WORK REQUIRED:
In the copy, include all of the listing exactly and none of its pictures.

RECORDED INFORMATION:

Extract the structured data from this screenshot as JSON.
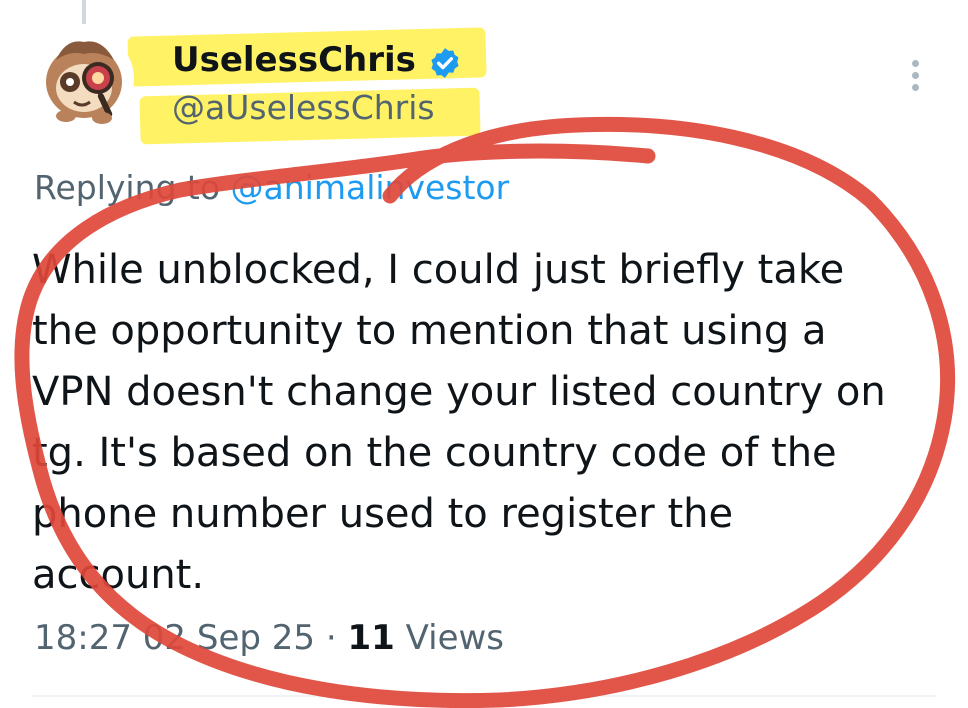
{
  "tweet": {
    "display_name": "UselessChris",
    "handle": "@aUselessChris",
    "verified": true,
    "replying_prefix": "Replying to ",
    "replying_to": "@animalinvestor",
    "text": "While unblocked, I could just briefly take the opportunity to mention that using a VPN doesn't change your listed country on tg. It's based on the country code of the phone number used to register the account.",
    "time": "18:27",
    "date": "02 Sep 25",
    "separator": " · ",
    "views_count": "11",
    "views_label": " Views"
  },
  "icons": {
    "avatar": "sloth-with-magnifying-glass-avatar",
    "verified": "verified-badge-icon",
    "more": "more-options-icon"
  },
  "colors": {
    "highlight": "#fff04a",
    "annotation": "#e0483a",
    "link": "#1d9bf0",
    "secondary_text": "#536471",
    "verified": "#1d9bf0"
  }
}
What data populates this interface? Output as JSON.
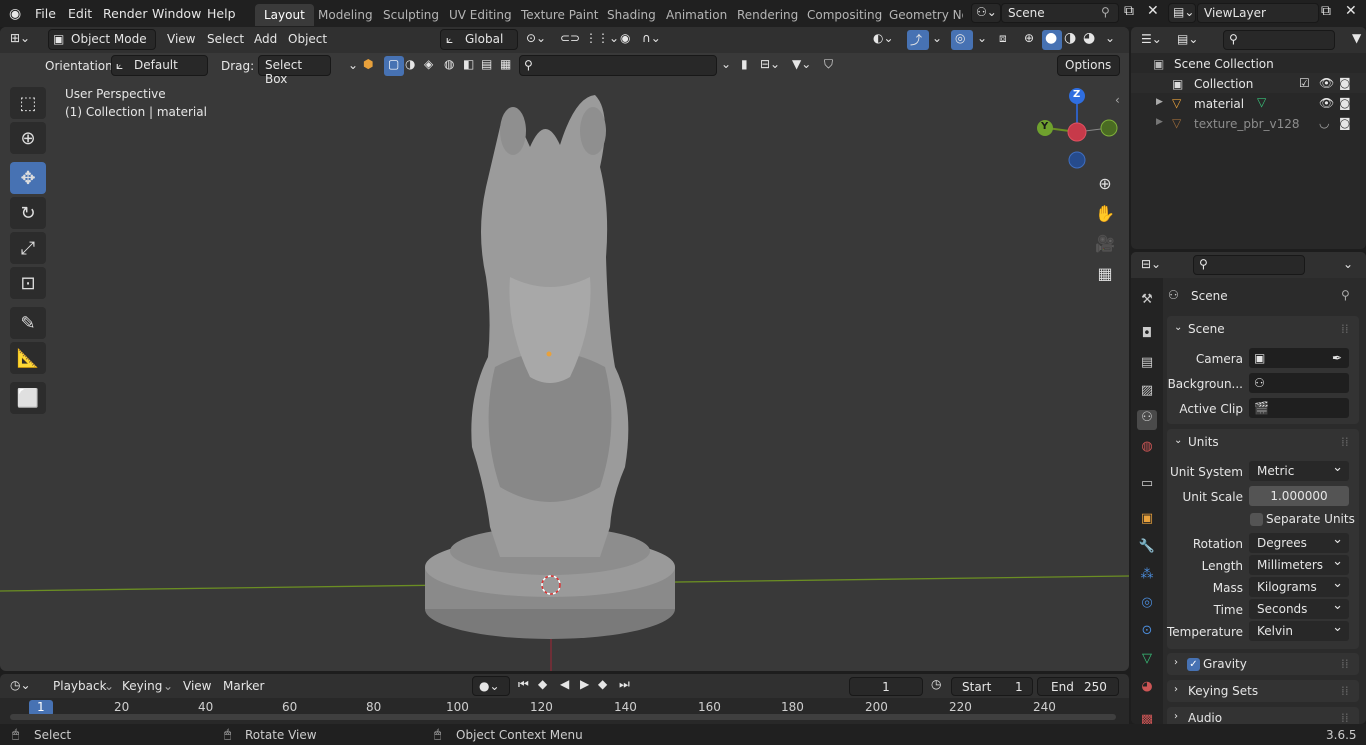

ANSWER AREA:
Extract the structured data from this screenshot as JSON.
{
  "tweet": {
    "display_name": "UselessChris",
    "handle": "@aUselessChris",
    "verified": true,
    "replying_prefix": "Replying to ",
    "replying_to": "@animalinvestor",
    "text": "While unblocked, I could just briefly take the opportunity to mention that using a VPN doesn't change your listed country on tg. It's based on the country code of the phone number used to register the account.",
    "time": "18:27",
    "date": "02 Sep 25",
    "separator": " · ",
    "views_count": "11",
    "views_label": " Views"
  },
  "icons": {
    "avatar": "sloth-with-magnifying-glass-avatar",
    "verified": "verified-badge-icon",
    "more": "more-options-icon"
  },
  "colors": {
    "highlight": "#fff04a",
    "annotation": "#e0483a",
    "link": "#1d9bf0",
    "secondary_text": "#536471",
    "verified": "#1d9bf0"
  }
}
What data populates this interface? Output as JSON.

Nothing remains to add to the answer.